Friday, February 3, 2012
Public Spectacles, Amusements, and Objects Deserving Notice, February
I have an object deserving notice. Nineteenteen just crossed the 200 barrier—200 followers, that is. Thank you all! Marissa and I are delighted and honored you want to come along with us! And now, to our post.
Ah, February! The month of love! The beginning often starts out chilly in London but by the end of the month, daffodils are in bloom. So, as the days brighten and the air warms, what’s a young lady or gentleman to do for entertainment?
I have it on good authority that the concert of ancient music, Opera House on Haymarket, starts early this month. Also known as the King’s Concert, this group of talented musicians play no composition less than 25 years old (didn’t know you were ancient at 26, did you?). They play every Wednesday until the end of May. (They were actually part of the Academy of Ancient Music but had a bit of a spat about refusing to play newer music, so now they’re on their own!)
The Academy of Ancient Music, meanwhile, continues to perform once a fortnight at the gorgeous assembly room in the Crown and Anchor Tavern.
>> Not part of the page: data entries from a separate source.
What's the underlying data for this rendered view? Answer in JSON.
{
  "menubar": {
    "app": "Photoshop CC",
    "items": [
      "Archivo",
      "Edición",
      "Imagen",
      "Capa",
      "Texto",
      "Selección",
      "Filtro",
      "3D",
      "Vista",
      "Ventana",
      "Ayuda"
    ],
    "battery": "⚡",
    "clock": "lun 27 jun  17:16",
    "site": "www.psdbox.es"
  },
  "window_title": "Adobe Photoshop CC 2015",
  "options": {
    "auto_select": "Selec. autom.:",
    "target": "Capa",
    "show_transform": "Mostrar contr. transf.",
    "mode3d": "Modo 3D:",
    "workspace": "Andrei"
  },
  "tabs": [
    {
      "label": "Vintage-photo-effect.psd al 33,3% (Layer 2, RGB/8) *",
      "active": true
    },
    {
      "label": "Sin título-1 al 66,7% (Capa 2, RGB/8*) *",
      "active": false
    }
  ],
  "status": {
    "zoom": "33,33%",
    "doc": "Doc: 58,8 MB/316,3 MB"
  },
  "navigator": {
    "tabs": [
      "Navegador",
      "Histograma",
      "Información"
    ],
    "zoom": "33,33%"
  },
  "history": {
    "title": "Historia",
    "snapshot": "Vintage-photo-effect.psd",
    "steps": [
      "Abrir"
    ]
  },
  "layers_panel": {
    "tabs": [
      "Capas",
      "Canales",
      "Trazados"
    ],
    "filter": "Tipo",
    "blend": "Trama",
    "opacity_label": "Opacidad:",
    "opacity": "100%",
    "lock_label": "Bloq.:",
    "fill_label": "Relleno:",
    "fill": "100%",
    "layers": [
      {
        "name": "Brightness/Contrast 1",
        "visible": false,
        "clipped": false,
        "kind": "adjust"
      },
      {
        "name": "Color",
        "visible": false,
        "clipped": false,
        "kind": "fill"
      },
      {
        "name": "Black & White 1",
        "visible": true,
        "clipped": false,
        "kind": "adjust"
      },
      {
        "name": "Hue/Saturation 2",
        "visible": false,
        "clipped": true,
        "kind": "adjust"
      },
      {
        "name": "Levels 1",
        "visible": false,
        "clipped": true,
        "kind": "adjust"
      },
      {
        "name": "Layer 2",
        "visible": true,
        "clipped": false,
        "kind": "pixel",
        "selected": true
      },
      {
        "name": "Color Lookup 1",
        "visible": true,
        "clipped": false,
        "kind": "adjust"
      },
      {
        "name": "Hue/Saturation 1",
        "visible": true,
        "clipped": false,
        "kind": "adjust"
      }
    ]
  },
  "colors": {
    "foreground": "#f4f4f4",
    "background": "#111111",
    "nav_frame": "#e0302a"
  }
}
The subscription for the 6 to 8 performances is a stiff four guineas (more than four pounds). While they favor classical music from the 1600s and 1700s, they occasionally play current songs. Gasp! Really!
If your tastes run to visual expression instead, you might try the British Gallery on Pall Mall, which opens around the 19th. The gallery features 300 to 400 paintings by Dutch and Flemish masters as well as British artists. While it is open to the public, subscription members of the Gallery are generally the aristocracy, so you might find yourself rubbing elbows with an eligible earl.
Not to be outdone, the Royal Academy of Art begins lectures around the 22nd. The lectures are free, but you’ll need to get a ticket from one of the Academicians. And don’t forget, once Lent starts, every Wednesday and Friday evenings you can hear oratorios at Covent Garden and Drury Lane Theatres.
Me? I intend to bundle up and take a walk in Hyde Park. There’s more than one way to catch that elusive earl.